- ACTIVITY -
For this item, repeat the material exactly while omitting its pictures.

★ ★ ★ ★ ★

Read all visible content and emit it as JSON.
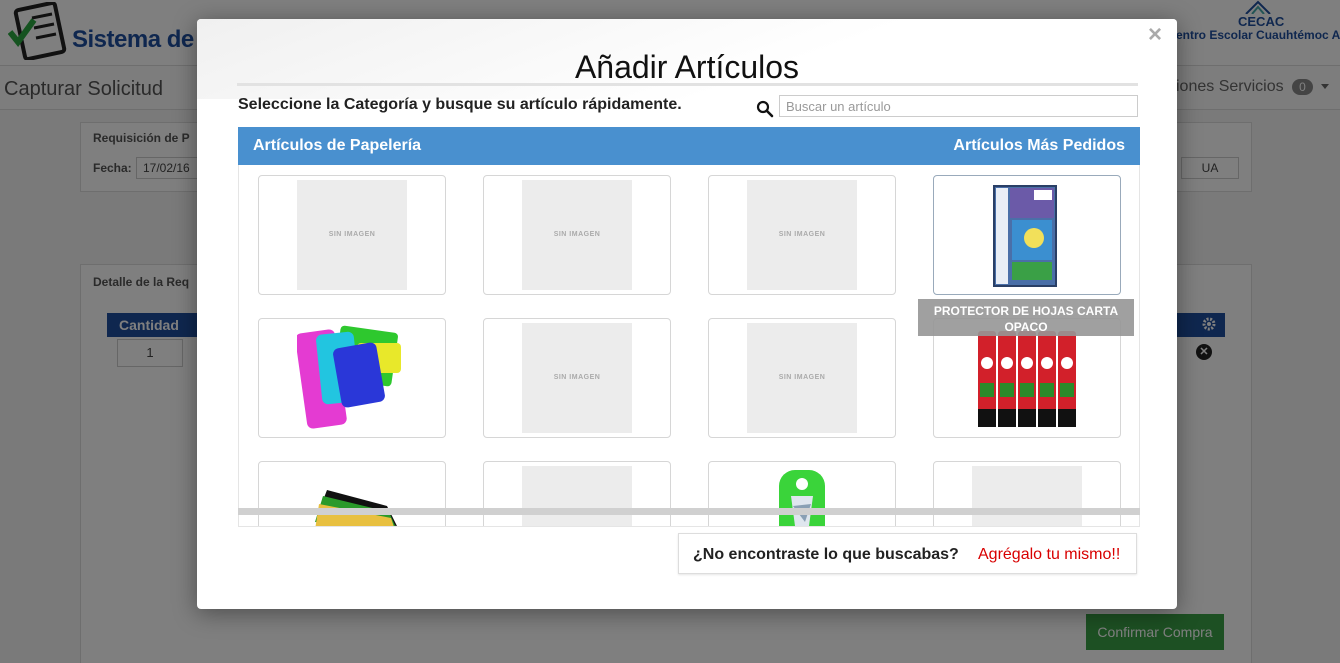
{
  "app": {
    "title": "Sistema de Re",
    "org_acronym": "CECAC",
    "org_name": "entro Escolar Cuauhtémoc A.C.",
    "page_heading": "Capturar Solicitud",
    "nav_right_label": "iones Servicios",
    "nav_badge": "0"
  },
  "requisition": {
    "title": "Requisición de P",
    "date_label": "Fecha:",
    "date_value": "17/02/16",
    "ua_label": "UA"
  },
  "detail": {
    "title": "Detalle de la Req",
    "qty_header": "Cantidad",
    "qty_value": "1",
    "remove_glyph": "✕",
    "confirm_label": "Confirmar Compra"
  },
  "modal": {
    "close_glyph": "×",
    "title": "Añadir Artículos",
    "instructions": "Seleccione la Categoría y busque su artículo rápidamente.",
    "search_placeholder": "Buscar un artículo",
    "category_left": "Artículos de Papelería",
    "category_right": "Artículos Más Pedidos",
    "no_image_text": "SIN IMAGEN",
    "tooltip_text": "PROTECTOR DE HOJAS CARTA OPACO",
    "not_found_question": "¿No encontraste lo que buscabas?",
    "not_found_link": "Agrégalo tu mismo!!"
  },
  "products": [
    {
      "image": "no-image"
    },
    {
      "image": "no-image"
    },
    {
      "image": "no-image"
    },
    {
      "image": "sheet-protectors-icon"
    },
    {
      "image": "crepe-paper-icon"
    },
    {
      "image": "no-image"
    },
    {
      "image": "no-image"
    },
    {
      "image": "glue-sticks-icon"
    },
    {
      "image": "color-sheets-icon"
    },
    {
      "image": "no-image"
    },
    {
      "image": "scissors-package-icon"
    },
    {
      "image": "no-image"
    }
  ],
  "colors": {
    "category_bar": "#4990cf",
    "link_red": "#d80000",
    "confirm_green": "#3aa046",
    "brand_blue": "#1f4e9e"
  }
}
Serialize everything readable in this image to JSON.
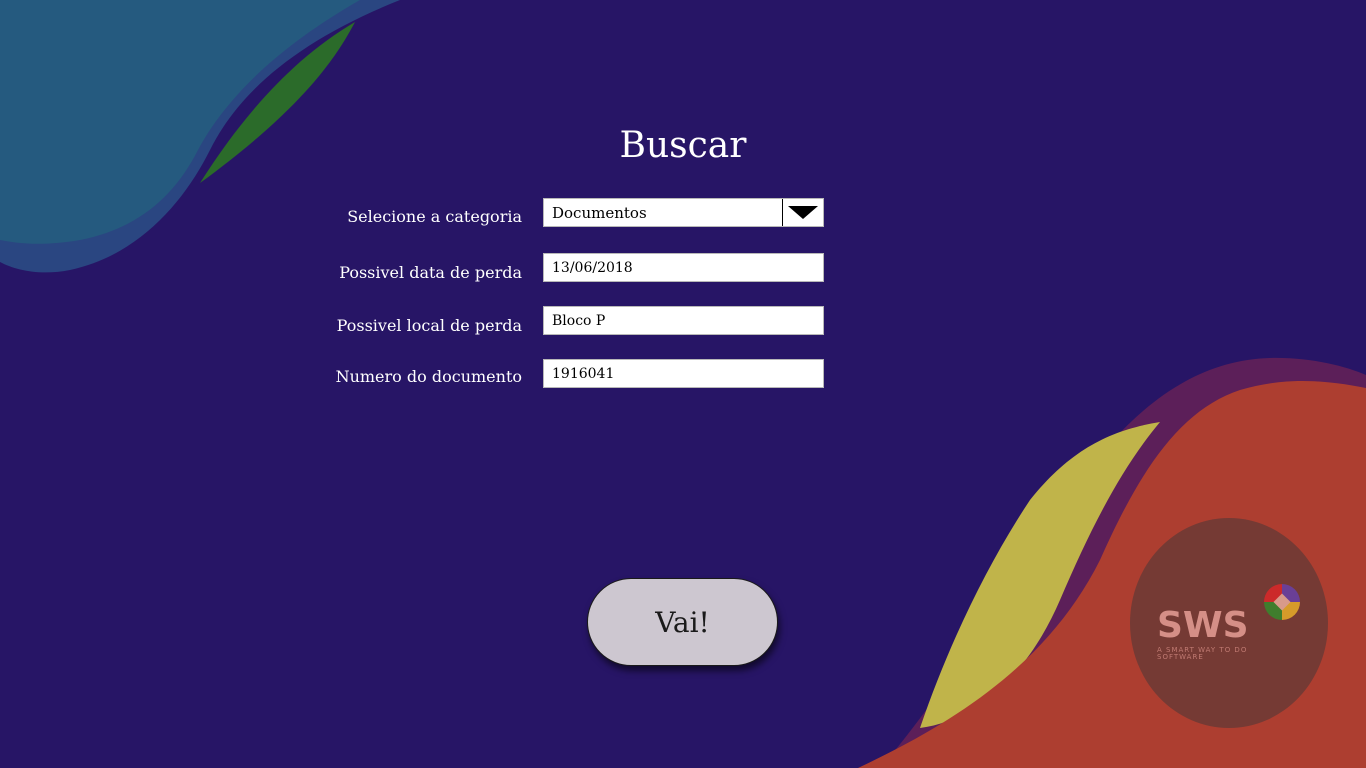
{
  "form": {
    "title": "Buscar",
    "category_label": "Selecione a categoria",
    "category_value": "Documentos",
    "date_label": "Possivel data de perda",
    "date_value": "13/06/2018",
    "place_label": "Possivel local de perda",
    "place_value": "Bloco P",
    "doc_number_label": "Numero do documento",
    "doc_number_value": "1916041",
    "submit_label": "Vai!"
  },
  "logo": {
    "name": "SWS",
    "tagline": "A SMART WAY TO DO SOFTWARE",
    "icon": "four-color-circle-icon"
  },
  "colors": {
    "background": "#271566",
    "blob_top_left": "#255a7f",
    "accent_green": "#2b6b2a",
    "blob_yellow": "#c0b44a",
    "blob_purple": "#5c1f59",
    "blob_red": "#ad3e30",
    "button_fill": "#cdc7d0"
  }
}
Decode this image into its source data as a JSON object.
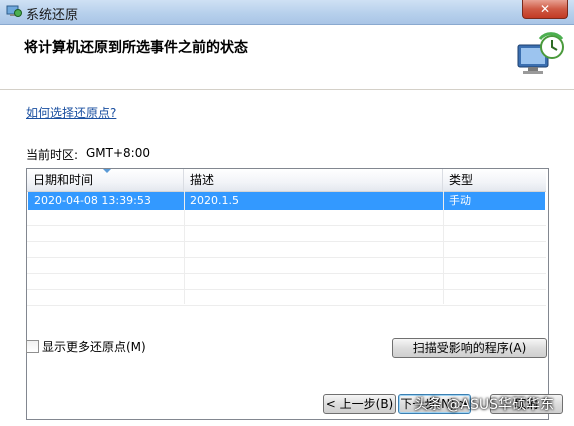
{
  "window": {
    "title": "系统还原",
    "close_label": "✕"
  },
  "header": {
    "heading": "将计算机还原到所选事件之前的状态"
  },
  "help_link": "如何选择还原点?",
  "timezone": {
    "label": "当前时区:",
    "value": "GMT+8:00"
  },
  "table": {
    "columns": [
      "日期和时间",
      "描述",
      "类型"
    ],
    "rows": [
      {
        "datetime": "2020-04-08 13:39:53",
        "description": "2020.1.5",
        "type": "手动",
        "selected": true
      }
    ]
  },
  "show_more": {
    "label": "显示更多还原点(M)",
    "checked": false
  },
  "scan_button": "扫描受影响的程序(A)",
  "footer": {
    "back": "< 上一步(B)",
    "next": "下一步(N) >",
    "cancel": "取消"
  },
  "watermark": "头条 @ASUS华硕华东",
  "colors": {
    "selection": "#3399ff",
    "link": "#1a4fa0"
  },
  "icons": [
    "app-restore-icon",
    "system-restore-icon",
    "sort-ascending-icon",
    "close-icon"
  ]
}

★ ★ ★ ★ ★

- OUTPUT OF THE TASK -
Read all visible content and emit it as JSON.
{
  "app": {
    "title": "Sistema de Re",
    "org_acronym": "CECAC",
    "org_name": "entro Escolar Cuauhtémoc A.C.",
    "page_heading": "Capturar Solicitud",
    "nav_right_label": "iones Servicios",
    "nav_badge": "0"
  },
  "requisition": {
    "title": "Requisición de P",
    "date_label": "Fecha:",
    "date_value": "17/02/16",
    "ua_label": "UA"
  },
  "detail": {
    "title": "Detalle de la Req",
    "qty_header": "Cantidad",
    "qty_value": "1",
    "remove_glyph": "✕",
    "confirm_label": "Confirmar Compra"
  },
  "modal": {
    "close_glyph": "×",
    "title": "Añadir Artículos",
    "instructions": "Seleccione la Categoría y busque su artículo rápidamente.",
    "search_placeholder": "Buscar un artículo",
    "category_left": "Artículos de Papelería",
    "category_right": "Artículos Más Pedidos",
    "no_image_text": "SIN IMAGEN",
    "tooltip_text": "PROTECTOR DE HOJAS CARTA OPACO",
    "not_found_question": "¿No encontraste lo que buscabas?",
    "not_found_link": "Agrégalo tu mismo!!"
  },
  "products": [
    {
      "image": "no-image"
    },
    {
      "image": "no-image"
    },
    {
      "image": "no-image"
    },
    {
      "image": "sheet-protectors-icon"
    },
    {
      "image": "crepe-paper-icon"
    },
    {
      "image": "no-image"
    },
    {
      "image": "no-image"
    },
    {
      "image": "glue-sticks-icon"
    },
    {
      "image": "color-sheets-icon"
    },
    {
      "image": "no-image"
    },
    {
      "image": "scissors-package-icon"
    },
    {
      "image": "no-image"
    }
  ],
  "colors": {
    "category_bar": "#4990cf",
    "link_red": "#d80000",
    "confirm_green": "#3aa046",
    "brand_blue": "#1f4e9e"
  }
}
Serialize everything readable in this image to JSON.
{
  "form": {
    "title": "Buscar",
    "category_label": "Selecione a categoria",
    "category_value": "Documentos",
    "date_label": "Possivel data de perda",
    "date_value": "13/06/2018",
    "place_label": "Possivel local de perda",
    "place_value": "Bloco P",
    "doc_number_label": "Numero do documento",
    "doc_number_value": "1916041",
    "submit_label": "Vai!"
  },
  "logo": {
    "name": "SWS",
    "tagline": "A SMART WAY TO DO SOFTWARE",
    "icon": "four-color-circle-icon"
  },
  "colors": {
    "background": "#271566",
    "blob_top_left": "#255a7f",
    "accent_green": "#2b6b2a",
    "blob_yellow": "#c0b44a",
    "blob_purple": "#5c1f59",
    "blob_red": "#ad3e30",
    "button_fill": "#cdc7d0"
  }
}
Decode this image into its source data as a JSON object.
{
  "window": {
    "title": "系统还原",
    "close_label": "✕"
  },
  "header": {
    "heading": "将计算机还原到所选事件之前的状态"
  },
  "help_link": "如何选择还原点?",
  "timezone": {
    "label": "当前时区:",
    "value": "GMT+8:00"
  },
  "table": {
    "columns": [
      "日期和时间",
      "描述",
      "类型"
    ],
    "rows": [
      {
        "datetime": "2020-04-08 13:39:53",
        "description": "2020.1.5",
        "type": "手动",
        "selected": true
      }
    ]
  },
  "show_more": {
    "label": "显示更多还原点(M)",
    "checked": false
  },
  "scan_button": "扫描受影响的程序(A)",
  "footer": {
    "back": "< 上一步(B)",
    "next": "下一步(N) >",
    "cancel": "取消"
  },
  "watermark": "头条 @ASUS华硕华东",
  "colors": {
    "selection": "#3399ff",
    "link": "#1a4fa0"
  },
  "icons": [
    "app-restore-icon",
    "system-restore-icon",
    "sort-ascending-icon",
    "close-icon"
  ]
}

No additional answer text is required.